For the figure of 5,000 kcal of total fossil fuel inputs to get one lettuce to your dinner table, see Matt Ridley's The Rational Optimist, p.150. NOTE ADDED 8/23: You can find other estimates ranging from about 2,000 kcal to 8,000 kcal. David Pimentel's 1980 calculations of tractor-trailer fuel consumption that many have cited are completely out of date given huge gains in fuel efficiency since then, and were questionable even at the time. Refrigerated tractor-trailers get about 20% lower fuel economy than non-refrigerated ones; long-haul refrigerated tractor-trailers get about 6 miles per gallon, which agrees well with the 100–150 ton-mile per gallon figure I used in my original article. A more recent study by Pimentel (pdf here) arrives at total on-farm fossil inputs of about 3 million kcal per acre for corn, the bulk of which is the energy cost of nitrogen fertilizer (about 1 million kcal) and machinery (about 0.5 million). Many vegetable crops use even more N per acre than does field corn (e.g., 150-200 lbs for watermelons) and are easily as machinery-intensive if not more. At 20,000 heads of lettuce per acre, it comes down to about 150 kcal per lettuce for on-farm production; 400 kcal for hauling 3,000 miles (100 kcal if by rail); and the rest is home preparation, local transportation (a huge input), and home storage (ditto). I just looked in my refrigerator and estimate I have 25 pounds of food in there at any given time, which is probably also about the net weight of groceries I bring home from the store each week. That means each 1-pound head of lettuce racks up nearly 1,000 kcal just for its share of my once a week trip to the store and running the refrigerator for that time. But let's not get lost down the rabbit hole: the whole point is the big picture, namely that transportation is 14% of the energy inputs of the whole U.S. food system, and only a minor part of that 14% is long-distance transport. You will easily blow the entire energy savings of "buying local" with one trip to the farmer's market in your car.

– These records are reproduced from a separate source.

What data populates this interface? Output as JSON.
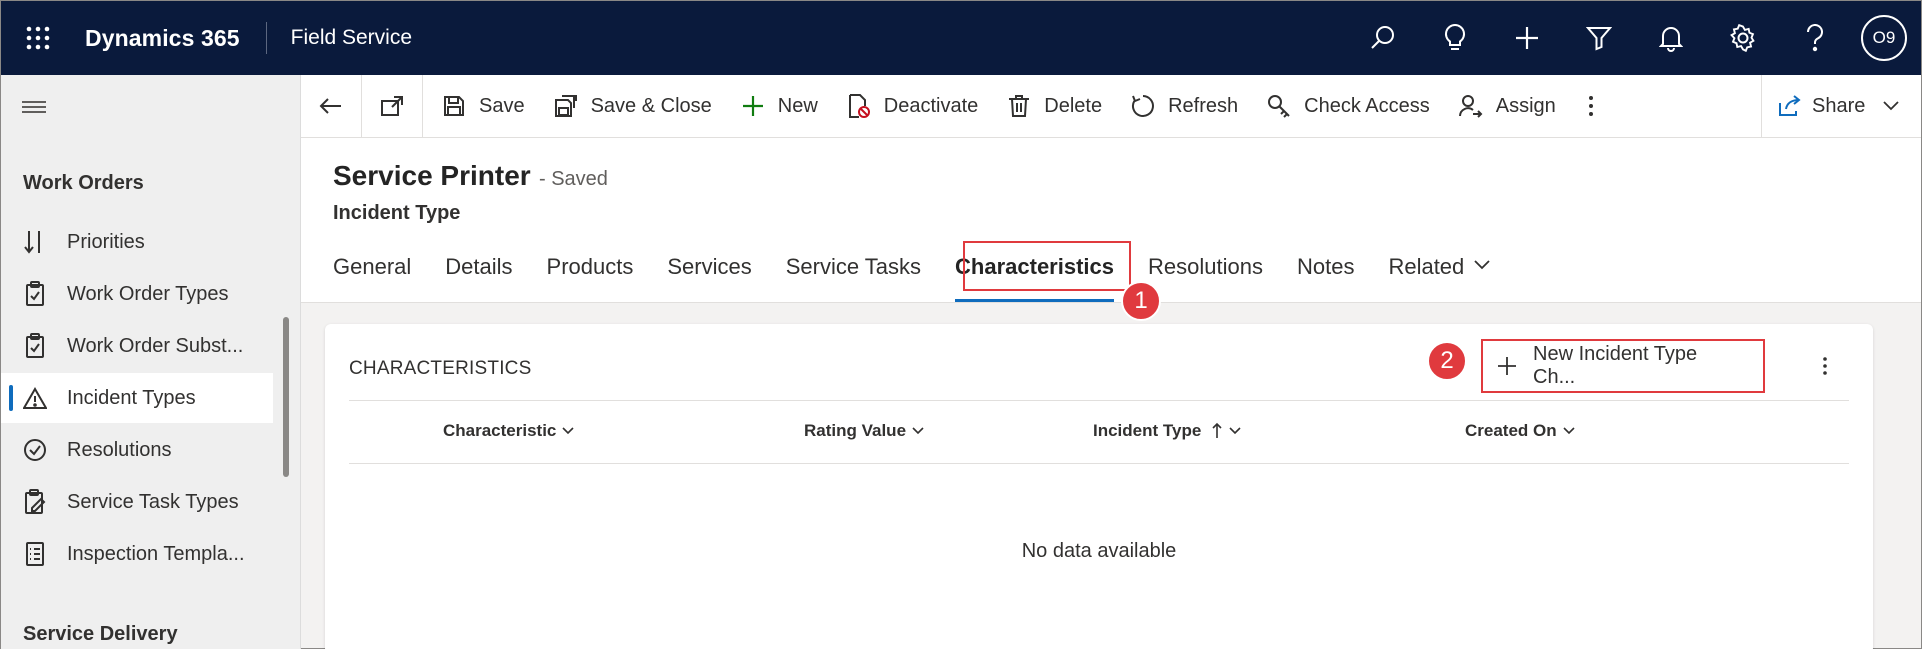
{
  "topbar": {
    "brand": "Dynamics 365",
    "app": "Field Service",
    "avatar_initials": "O9",
    "icons": [
      "search-icon",
      "lightbulb-icon",
      "plus-icon",
      "filter-icon",
      "bell-icon",
      "gear-icon",
      "help-icon"
    ]
  },
  "sidebar": {
    "group1_title": "Work Orders",
    "group2_title": "Service Delivery",
    "items": [
      {
        "label": "Priorities",
        "icon": "priorities-icon"
      },
      {
        "label": "Work Order Types",
        "icon": "clipboard-icon"
      },
      {
        "label": "Work Order Subst...",
        "icon": "clipboard-icon"
      },
      {
        "label": "Incident Types",
        "icon": "warning-icon",
        "active": true
      },
      {
        "label": "Resolutions",
        "icon": "check-circle-icon"
      },
      {
        "label": "Service Task Types",
        "icon": "clipboard-edit-icon"
      },
      {
        "label": "Inspection Templa...",
        "icon": "checklist-icon"
      }
    ]
  },
  "commandbar": {
    "save": "Save",
    "save_close": "Save & Close",
    "new": "New",
    "deactivate": "Deactivate",
    "delete": "Delete",
    "refresh": "Refresh",
    "check_access": "Check Access",
    "assign": "Assign",
    "share": "Share"
  },
  "record": {
    "title": "Service Printer",
    "status": "- Saved",
    "entity": "Incident Type"
  },
  "tabs": [
    "General",
    "Details",
    "Products",
    "Services",
    "Service Tasks",
    "Characteristics",
    "Resolutions",
    "Notes",
    "Related"
  ],
  "selected_tab": "Characteristics",
  "callouts": {
    "one": "1",
    "two": "2"
  },
  "section": {
    "title": "CHARACTERISTICS",
    "new_button": "New Incident Type Ch...",
    "columns": [
      "Characteristic",
      "Rating Value",
      "Incident Type",
      "Created On"
    ],
    "sorted_column": "Incident Type",
    "empty_message": "No data available"
  },
  "colors": {
    "topbar": "#0a1a3c",
    "accent": "#0f6cbd",
    "callout": "#e03a3e"
  }
}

The proportion of total U.S. energy consumption that goes to residential use, the food system overall, and various components of the food system (transportation, on-farm production, etc.) comes from the U.S. Energy Information Administration here and here and the pdf fact sheet from the University of Michigan here. (Note that total U.S. energy use is almost exactly 100 quads a year; on-farm inputs are 2 quads per the University of Michigan fact sheet.)
Data on land in U.S. farms comes from the U.S. Census of Agriculture and the Historical Statistics of the United States.
Thanks to hybrid varieties and the extensive use of nitrogen fertilizer (which is made by using methane as a hydrogen feedstock and energy source but which, yes, derives the nitrogen directly from infinitely renewable nitrogen in the air), yield per acre of grains has tripled or more in the last century. That translates to hundreds of millions of acres of land that has been spared from the plow.